Wednesday 20 October 2021


Picking up directly after the conclusion of 2018s relaunch of the franchise, Halloween Kills continues the efforts of Michael Myers to haunt the people of Haddonfield on Halloween night.

2018's Halloween - a sequel to 1978's Halloween that relaunched the franchise and the timeline, in doing so wiping out the existence of all previous installments, good or bad - saw Jamie Lee Curtis return to the role of Laurie Strode, now caught in a permanent survival mode and haunted by the memories of the events of Halloween night, 1978. An alcoholic loner whose supposed paranoid fears have cost her her family, the end of the first film saw her worst fears come true when Michael attacked her home, but reunited with her daughter and granddaughter (Judy Greer and Andi Matichak) as Michael stood trapped in a burning building.

It's fair to say that the Halloween series has had many ups and downs over its 40+ years of existence, with poorly judged plot machinations, mediocre remakes and no real explanation as to why Michael chooses to kill on October 31st when he could be out trick or treating. Avoiding contrived explanations altogether, this sequel makes the good choice to continue the action of the previous film into the late hours of October 31st, 2018, bringing in a slew of new characters to face off against Michael whilst Laurie - badly injured by Michael at the end of the last film - receives medical attention at Haddonfield Memorial Hospital.

Well, when I say new characters, what Halloween Kills actually does is re-introduce legacy characters to further their stories in this new timeline.
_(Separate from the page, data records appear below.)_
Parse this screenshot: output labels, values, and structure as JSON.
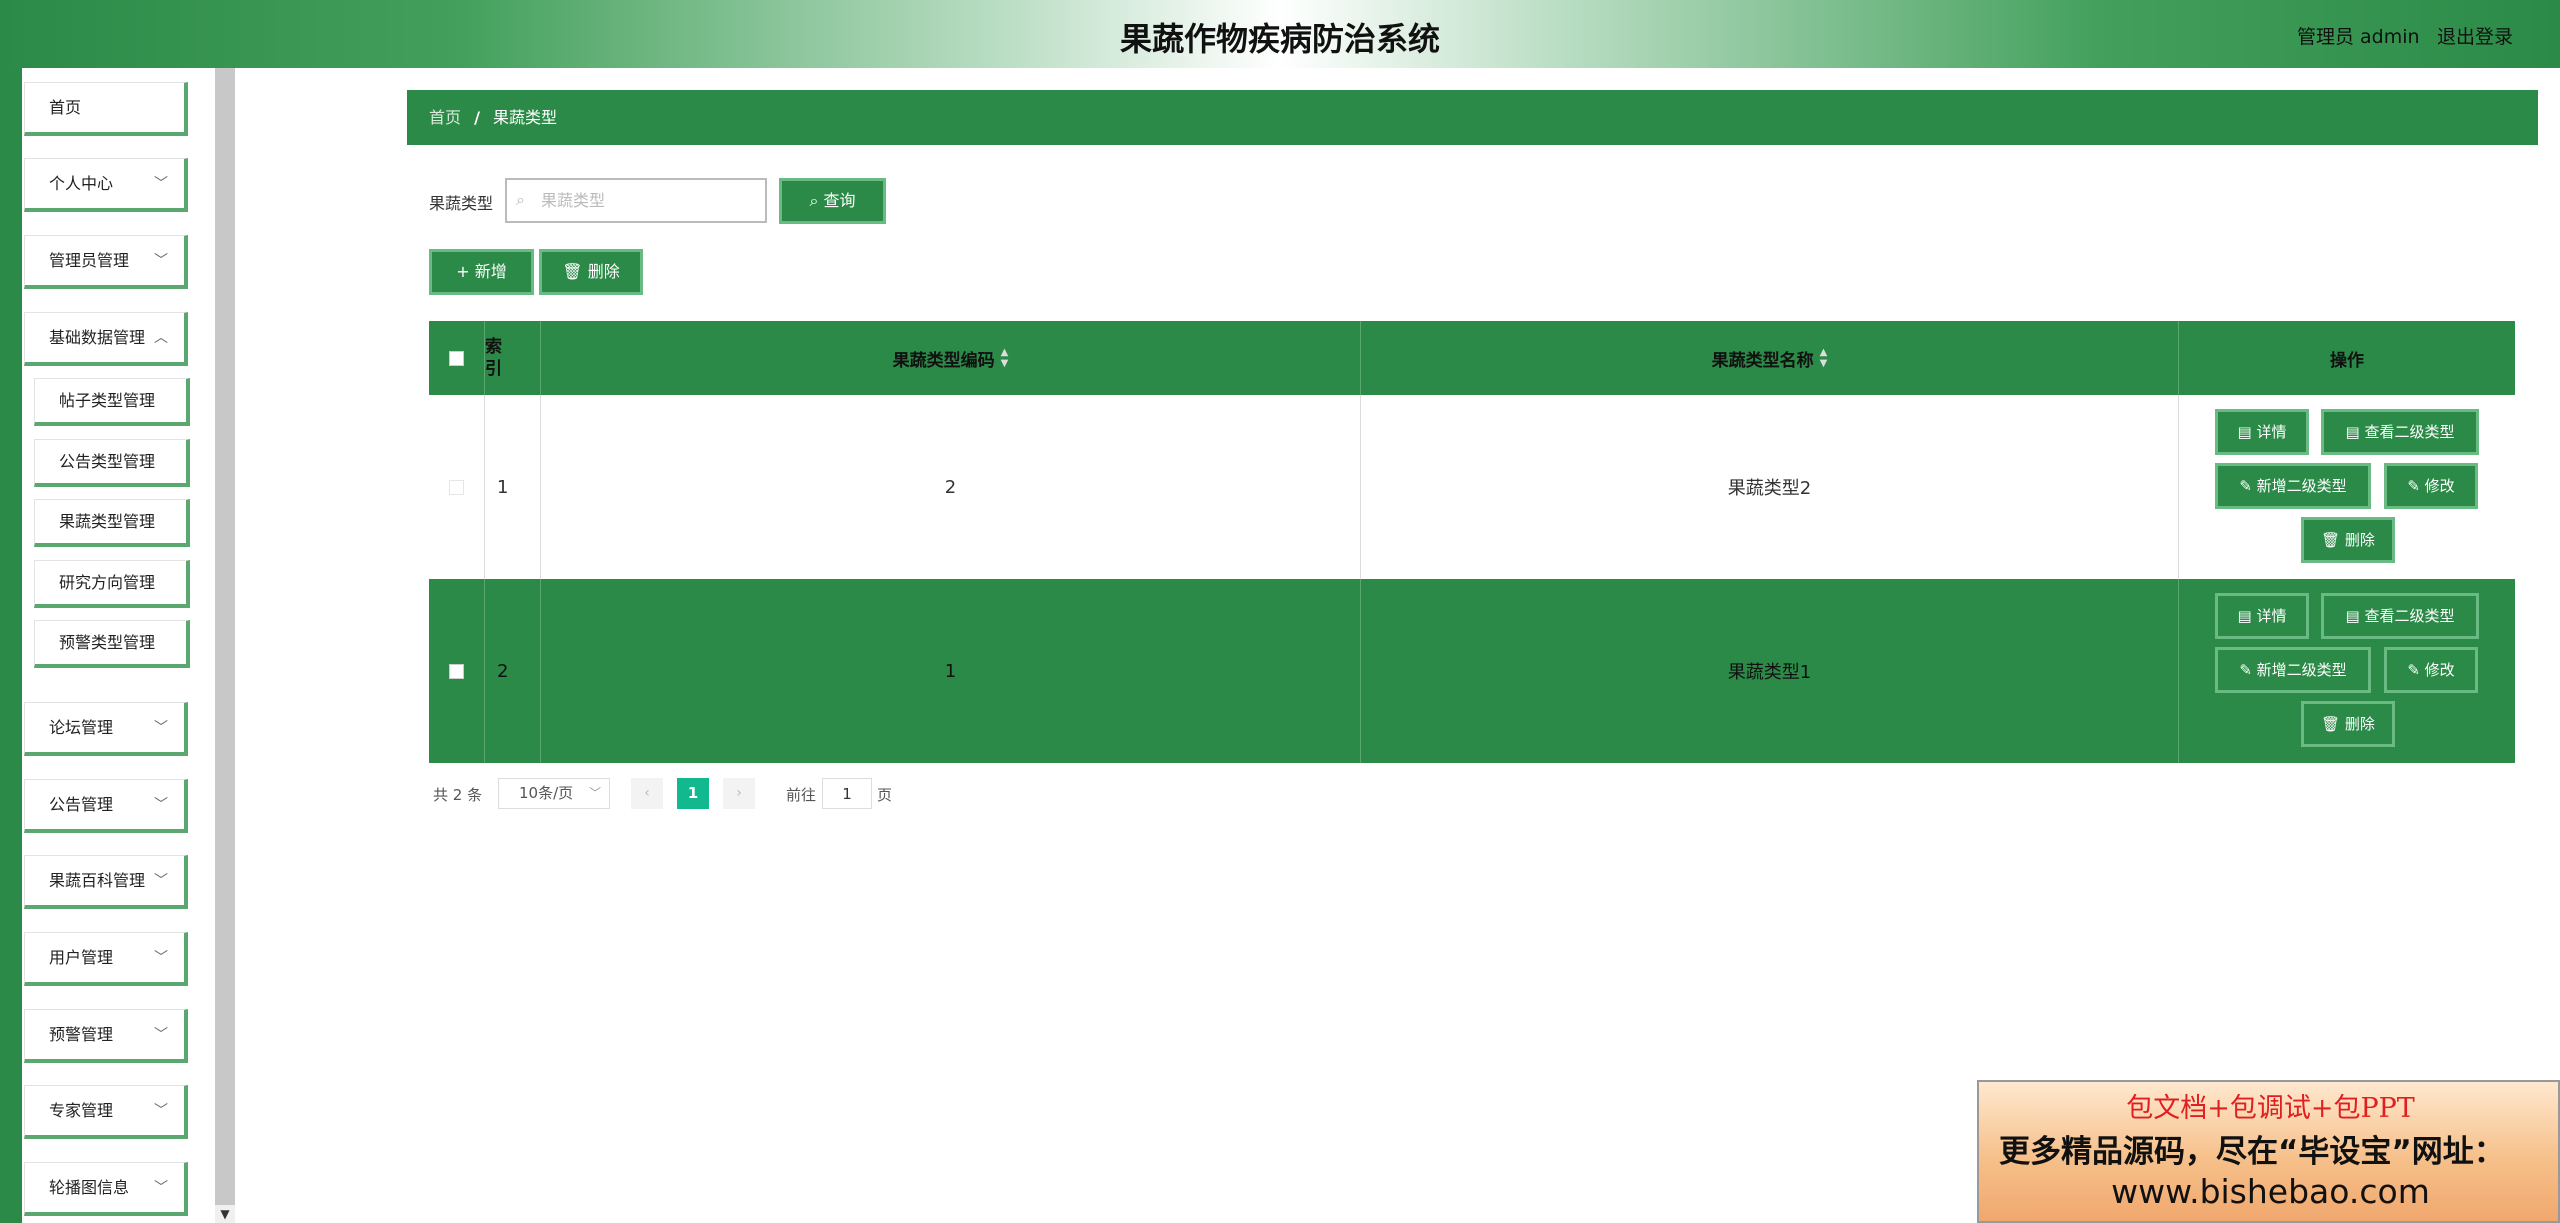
{
  "header": {
    "title": "果蔬作物疾病防治系统",
    "admin_label": "管理员 admin",
    "logout_label": "退出登录"
  },
  "sidebar": {
    "items": [
      {
        "label": "首页"
      },
      {
        "label": "个人中心"
      },
      {
        "label": "管理员管理"
      },
      {
        "label": "基础数据管理"
      },
      {
        "label": "帖子类型管理"
      },
      {
        "label": "公告类型管理"
      },
      {
        "label": "果蔬类型管理"
      },
      {
        "label": "研究方向管理"
      },
      {
        "label": "预警类型管理"
      },
      {
        "label": "论坛管理"
      },
      {
        "label": "公告管理"
      },
      {
        "label": "果蔬百科管理"
      },
      {
        "label": "用户管理"
      },
      {
        "label": "预警管理"
      },
      {
        "label": "专家管理"
      },
      {
        "label": "轮播图信息"
      }
    ]
  },
  "breadcrumb": {
    "home": "首页",
    "separator": "/",
    "current": "果蔬类型"
  },
  "search": {
    "label": "果蔬类型",
    "placeholder": "果蔬类型",
    "query_button": "查询"
  },
  "actions": {
    "add_button": "新增",
    "delete_button": "删除"
  },
  "table": {
    "headers": {
      "index": "索引",
      "code": "果蔬类型编码",
      "name": "果蔬类型名称",
      "ops": "操作"
    },
    "rows": [
      {
        "index": "1",
        "code": "2",
        "name": "果蔬类型2"
      },
      {
        "index": "2",
        "code": "1",
        "name": "果蔬类型1"
      }
    ],
    "row_actions": {
      "detail": "详情",
      "view_level2": "查看二级类型",
      "add_level2": "新增二级类型",
      "edit": "修改",
      "delete": "删除"
    }
  },
  "pagination": {
    "total": "共 2 条",
    "page_size": "10条/页",
    "current_page": "1",
    "goto_label": "前往",
    "goto_value": "1",
    "goto_suffix": "页"
  },
  "promo": {
    "line1": "包文档+包调试+包PPT",
    "line2": "更多精品源码，尽在“毕设宝”网址：",
    "line3": "www.bishebao.com"
  },
  "colors": {
    "primary": "#2b8a47",
    "accent_border": "#6aba83",
    "page_active": "#13b98e"
  }
}
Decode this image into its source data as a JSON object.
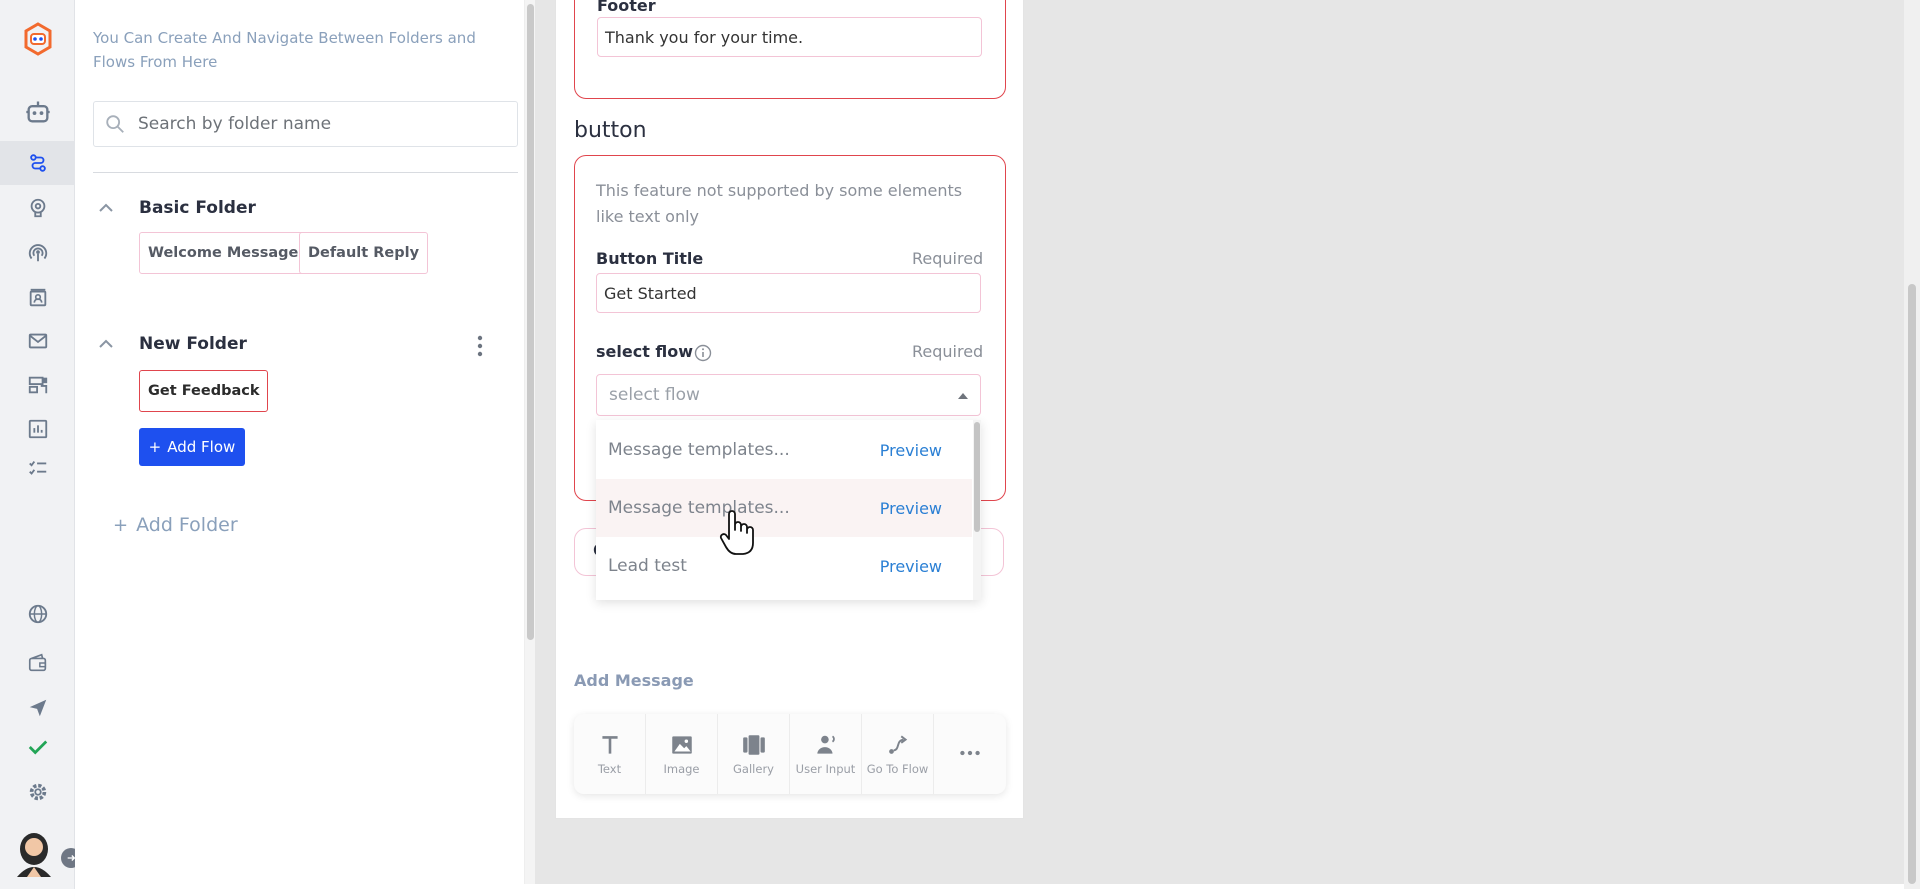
{
  "sidebar": {
    "icons": [
      "app-logo",
      "bot-icon",
      "flows-icon",
      "brain-icon",
      "broadcast-icon",
      "contacts-icon",
      "mail-icon",
      "templates-icon",
      "analytics-icon",
      "checklist-icon",
      "globe-icon",
      "wallet-icon",
      "send-icon",
      "check-icon",
      "settings-icon"
    ],
    "active": "flows-icon"
  },
  "folders": {
    "hint": "You Can Create And Navigate Between Folders and Flows From Here",
    "search_placeholder": "Search by folder name",
    "list": [
      {
        "name": "Basic Folder",
        "flows": [
          "Welcome Message",
          "Default Reply"
        ]
      },
      {
        "name": "New Folder",
        "flows": [
          "Get Feedback"
        ],
        "selected_flow": "Get Feedback"
      }
    ],
    "add_flow_label": "Add Flow",
    "add_flow_plus": "+",
    "add_folder_label": "Add Folder",
    "add_folder_plus": "+"
  },
  "editor": {
    "footer_label": "Footer",
    "footer_value": "Thank you for your time.",
    "button_heading": "button",
    "button_note": "This feature not supported by some elements like text only",
    "button_title_label": "Button Title",
    "required_label": "Required",
    "button_title_value": "Get Started",
    "select_flow_label": "select flow",
    "select_flow_placeholder": "select flow",
    "dropdown_options": [
      {
        "name": "Message templates...",
        "action": "Preview"
      },
      {
        "name": "Message templates...",
        "action": "Preview"
      },
      {
        "name": "Lead test",
        "action": "Preview"
      }
    ],
    "hidden_behind_char": "C",
    "add_message_label": "Add Message",
    "toolbar": [
      {
        "icon": "text-icon",
        "label": "Text"
      },
      {
        "icon": "image-icon",
        "label": "Image"
      },
      {
        "icon": "gallery-icon",
        "label": "Gallery"
      },
      {
        "icon": "user-input-icon",
        "label": "User Input"
      },
      {
        "icon": "go-to-flow-icon",
        "label": "Go To Flow"
      },
      {
        "icon": "more-icon",
        "label": ""
      }
    ]
  },
  "colors": {
    "accent_red": "#e0454d",
    "primary_blue": "#1e50ef",
    "link_blue": "#2a7fd4",
    "pink_border": "#f3c4d6",
    "logo_orange": "#f26a2e"
  }
}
Okay, so there may not be many fans of the franchise (Halloweeners, maybe?) who are curious about how nurse Marion (Nancy Stephens from Halloween's 1, 2 & H20) has been holding up,  but the boy Laurie was babysitting 40 year ago, Tommy Doyle, is an important character within the lore of the films. Now played by Anthony Michael Hall (after Paul Rudd last occupied the role in the widely hated Halloween: The Curse of Michael Myers), Tommy spends his Halloweens bringing together survivors of Myers's first killing spree to commemorate the lives of those lost, and along with childhood friend and fellow survivor Lindsey (played by original actress Kyle Richards) is ready to round up the townspeople to take down Myers when they hear of his latest crimes.

Given that the marketing for these most recent entries in the franchise has been focused on the face off between Michael and Laurie, it's surprising to see how little screen time they share in Halloween Kills. Instead co-writers David Gordon Green and Danny McBride have dug deeper into John Carpenter's toy chest to play with different characters and create a story that draws from the now non-canon original series, in particular the Haddonfield Memorial Hospital set Halloween II from 1981. There's a heavy dose of fan service and plot contrivance at play with the use of Tommy Doyle, whose survivors club seems an unlikely group of damaged misfits, still coming together 40 years later to remember that fateful night in 1978. However, when word gets out of Michael's ongoing rampage and mob mentality takes over, it's nice to see the franchise dig into one of the most timeless tropes of the slasher franchise - watching stupid people get killed for making stupid decisions in a variety of violent ways.

One of the biggest criticisms of Green's first instalment was that it didn't deliver enough blood and guts to satiate the appetite of modern horror audiences. Well, it seems that Green's taken that criticism on board, as Halloween Kills is one of the most violent films I've seen in some time. From the off, as Michael tears through a group of firefighters attending the burning house he's trapped in, this is a more visceral, nastier, deadlier Myers than before. In that respect, Halloween Kills delivers in spades, and as Michael works his way from house to house (now no longer bothered about babysitters and their boyfriends. Anyone with a pulse will do), we fear for what's coming next.

Given Jamie Lee Curtis is the marquee name for this franchise, it was a bold move to restrict her role to the extent this film does. Some of the tactics this film uses to distract us from that do work, including an extended flashback sequence to the night of 1978 that focuses on Will Patton's Officer Hawkins interaction with Michael (played in flashback by Thomas Mann, opposite Jim Cummings in a great cameo), but Halloween Kills struggles to find relevance in being the middle part of a planned trilogy that will come to a close next year with Halloween Ends. It's definitely a leap forward for Green as a horror director, creating some tense moments and bloody set-pieces, but the mob mentality storyline, with its "evil dies tonight" chant, sits uneasily in a post-Trump world, making you want to side with Michael who, lest we forget, is on a killing spree.

There's some interesting ideas set up about Michael's motivations (or lack thereof) to be explored in next year's grand finale of the Halloween franchise (or at least until it gets rebooted again), and despite fears that this is a placeholder instalment, as the film's final moments raise a number of questions about Michael's seemingly supernatural survival ability that can't go unanswered, Halloween Kills makes itself necessary viewing before we get to next year's ultimate face off between the franchise's most enduring characters.



1 comment: